ACTIVITY: The answer must be a single number: how many lines in the entries below contain the word "Smooth".

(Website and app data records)
--- START ---

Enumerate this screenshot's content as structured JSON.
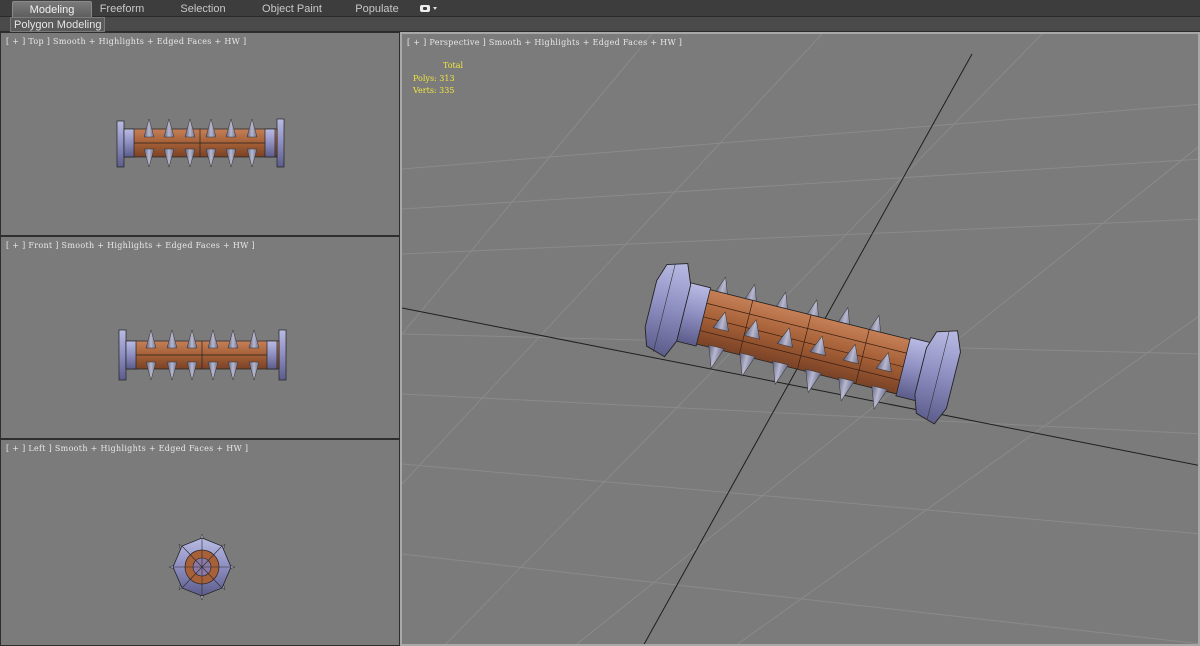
{
  "ribbon": {
    "tabs": [
      {
        "label": "Modeling",
        "active": true
      },
      {
        "label": "Freeform",
        "active": false
      },
      {
        "label": "Selection",
        "active": false
      },
      {
        "label": "Object Paint",
        "active": false
      },
      {
        "label": "Populate",
        "active": false
      }
    ],
    "panel_label": "Polygon Modeling"
  },
  "viewports": {
    "top": {
      "label": "[ + ] Top ] Smooth + Highlights + Edged Faces + HW ]"
    },
    "front": {
      "label": "[ + ] Front ] Smooth + Highlights + Edged Faces + HW ]"
    },
    "left": {
      "label": "[ + ] Left ] Smooth + Highlights + Edged Faces + HW ]"
    },
    "perspective": {
      "label": "[ + ] Perspective ] Smooth + Highlights + Edged Faces + HW ]",
      "stats": {
        "header": "Total",
        "polys": "Polys: 313",
        "verts": "Verts: 335"
      }
    }
  },
  "colors": {
    "viewport_bg": "#7b7b7b",
    "wood": "#a4643a",
    "metal": "#8d8ec0",
    "stats_text": "#f0e640",
    "active_border": "#a8a8a8"
  },
  "icons": [
    "viewport-options-icon",
    "spiked-roller-model"
  ]
}
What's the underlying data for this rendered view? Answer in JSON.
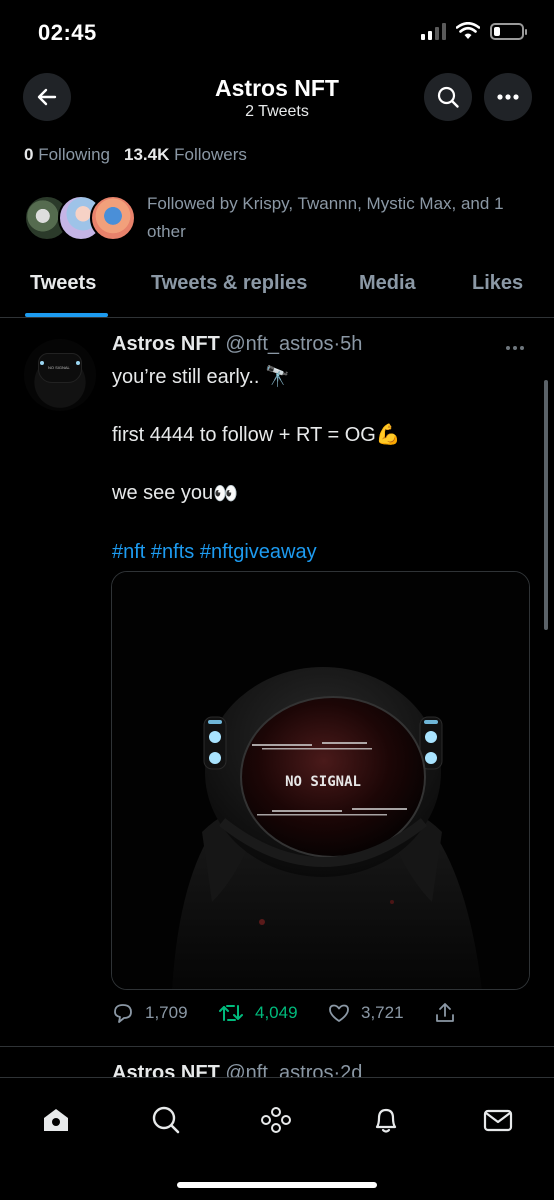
{
  "status_bar": {
    "time": "02:45"
  },
  "header": {
    "title": "Astros NFT",
    "subtitle": "2 Tweets"
  },
  "profile": {
    "following_count": "0",
    "following_label": "Following",
    "followers_count": "13.4K",
    "followers_label": "Followers",
    "followed_by_text": "Followed by Krispy, Twannn, Mystic Max, and 1 other"
  },
  "tabs": [
    {
      "label": "Tweets",
      "active": true
    },
    {
      "label": "Tweets & replies",
      "active": false
    },
    {
      "label": "Media",
      "active": false
    },
    {
      "label": "Likes",
      "active": false
    }
  ],
  "tweet": {
    "author_name": "Astros NFT",
    "author_handle": "@nft_astros",
    "separator": "·",
    "time": "5h",
    "lines": {
      "line1": "you’re still early..",
      "line1_emoji": "🔭",
      "line2": "first 4444 to follow + RT = OG",
      "line2_emoji": "💪",
      "line3": "we see you",
      "line3_emoji": "👀"
    },
    "hashtags": [
      "#nft",
      "#nfts",
      "#nftgiveaway"
    ],
    "media_label": "NO SIGNAL",
    "avatar_label": "NO SIGNAL",
    "replies": "1,709",
    "retweets": "4,049",
    "likes": "3,721"
  },
  "next_tweet": {
    "author_name": "Astros NFT",
    "author_handle": "@nft_astros",
    "separator": "·",
    "time": "2d"
  },
  "colors": {
    "accent": "#1d9bf0",
    "retweet": "#00ba7c",
    "muted": "#8b98a5",
    "background": "#000000"
  },
  "icons": {
    "back": "arrow-left-icon",
    "search": "search-icon",
    "more": "more-horizontal-icon",
    "home": "home-icon",
    "explore": "search-icon",
    "spaces": "spaces-icon",
    "notifications": "bell-icon",
    "messages": "mail-icon"
  }
}
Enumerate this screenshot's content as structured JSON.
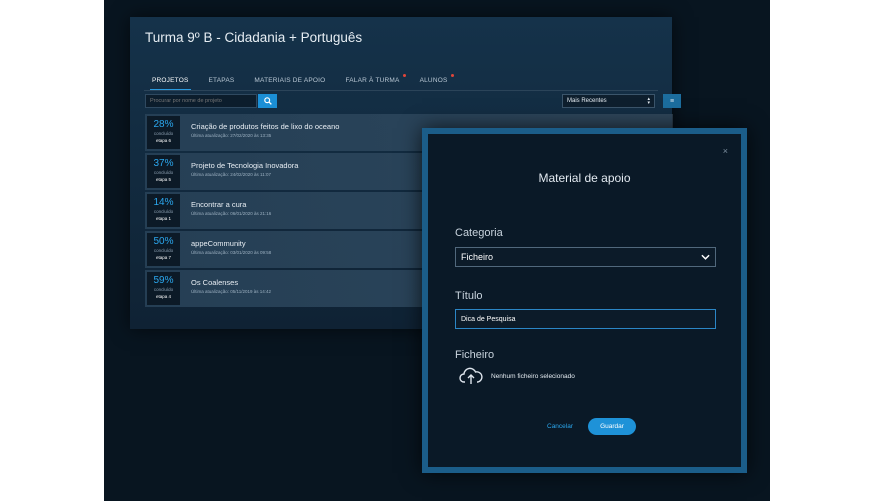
{
  "window": {
    "title": "Turma 9º B - Cidadania + Português"
  },
  "tabs": [
    {
      "label": "PROJETOS",
      "active": true,
      "dot": false
    },
    {
      "label": "ETAPAS",
      "active": false,
      "dot": false
    },
    {
      "label": "MATERIAIS DE APOIO",
      "active": false,
      "dot": false
    },
    {
      "label": "FALAR À TURMA",
      "active": false,
      "dot": true
    },
    {
      "label": "ALUNOS",
      "active": false,
      "dot": true
    }
  ],
  "search": {
    "placeholder": "Procurar por nome de projeto",
    "icon": "search-icon"
  },
  "sort": {
    "selected": "Mais Recentes"
  },
  "projects": [
    {
      "percent": "28%",
      "status": "concluído",
      "stage": "etapa 6",
      "name": "Criação de produtos feitos de lixo do oceano",
      "updated": "Última atualização: 27/02/2020 às 13:35"
    },
    {
      "percent": "37%",
      "status": "concluído",
      "stage": "etapa 5",
      "name": "Projeto de Tecnologia Inovadora",
      "updated": "Última atualização: 24/02/2020 às 11:07"
    },
    {
      "percent": "14%",
      "status": "concluído",
      "stage": "etapa 1",
      "name": "Encontrar a cura",
      "updated": "Última atualização: 06/01/2020 às 21:16"
    },
    {
      "percent": "50%",
      "status": "concluído",
      "stage": "etapa 7",
      "name": "appeCommunity",
      "updated": "Última atualização: 03/01/2020 às 09:58"
    },
    {
      "percent": "59%",
      "status": "concluído",
      "stage": "etapa 4",
      "name": "Os Coalenses",
      "updated": "Última atualização: 05/11/2019 às 14:42"
    }
  ],
  "modal": {
    "title": "Material de apoio",
    "close": "×",
    "category_label": "Categoria",
    "category_value": "Ficheiro",
    "title_label": "Título",
    "title_value": "Dica de Pesquisa",
    "file_label": "Ficheiro",
    "file_status": "Nenhum ficheiro selecionado",
    "cancel": "Cancelar",
    "save": "Guardar"
  },
  "colors": {
    "accent": "#1e92d8",
    "modal_border": "#1b5d89",
    "background": "#081520"
  }
}
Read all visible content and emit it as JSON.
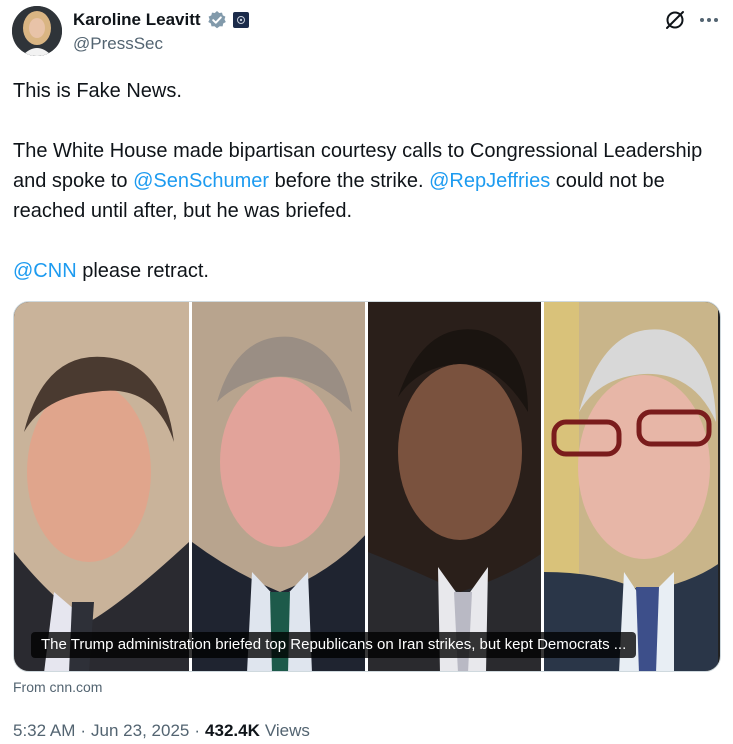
{
  "author": {
    "display_name": "Karoline Leavitt",
    "handle": "@PressSec"
  },
  "tweet": {
    "paragraphs": [
      [
        {
          "text": "This is Fake News."
        }
      ],
      [
        {
          "text": "The White House made bipartisan courtesy calls to Congressional Leadership and spoke to "
        },
        {
          "text": "@SenSchumer",
          "mention": true
        },
        {
          "text": " before the strike. "
        },
        {
          "text": "@RepJeffries",
          "mention": true
        },
        {
          "text": " could not be reached until after, but he was briefed."
        }
      ],
      [
        {
          "text": "@CNN",
          "mention": true
        },
        {
          "text": " please retract."
        }
      ]
    ]
  },
  "media": {
    "caption": "The Trump administration briefed top Republicans on Iran strikes, but kept Democrats ...",
    "source": "From cnn.com",
    "panels": [
      "portrait-1",
      "portrait-2",
      "portrait-3",
      "portrait-4"
    ]
  },
  "meta": {
    "time": "5:32 AM",
    "separator": "·",
    "date": "Jun 23, 2025",
    "views_count": "432.4K",
    "views_label": "Views"
  },
  "icons": {
    "verified": "verified-badge-icon",
    "affiliate": "government-affiliate-icon",
    "grok": "grok-icon",
    "more": "more-options-icon"
  },
  "colors": {
    "mention": "#1d9bf0",
    "secondary_text": "#536471",
    "primary_text": "#0f1419",
    "verified": "#829aab"
  }
}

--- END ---

EXERCISE RESPONSE: 4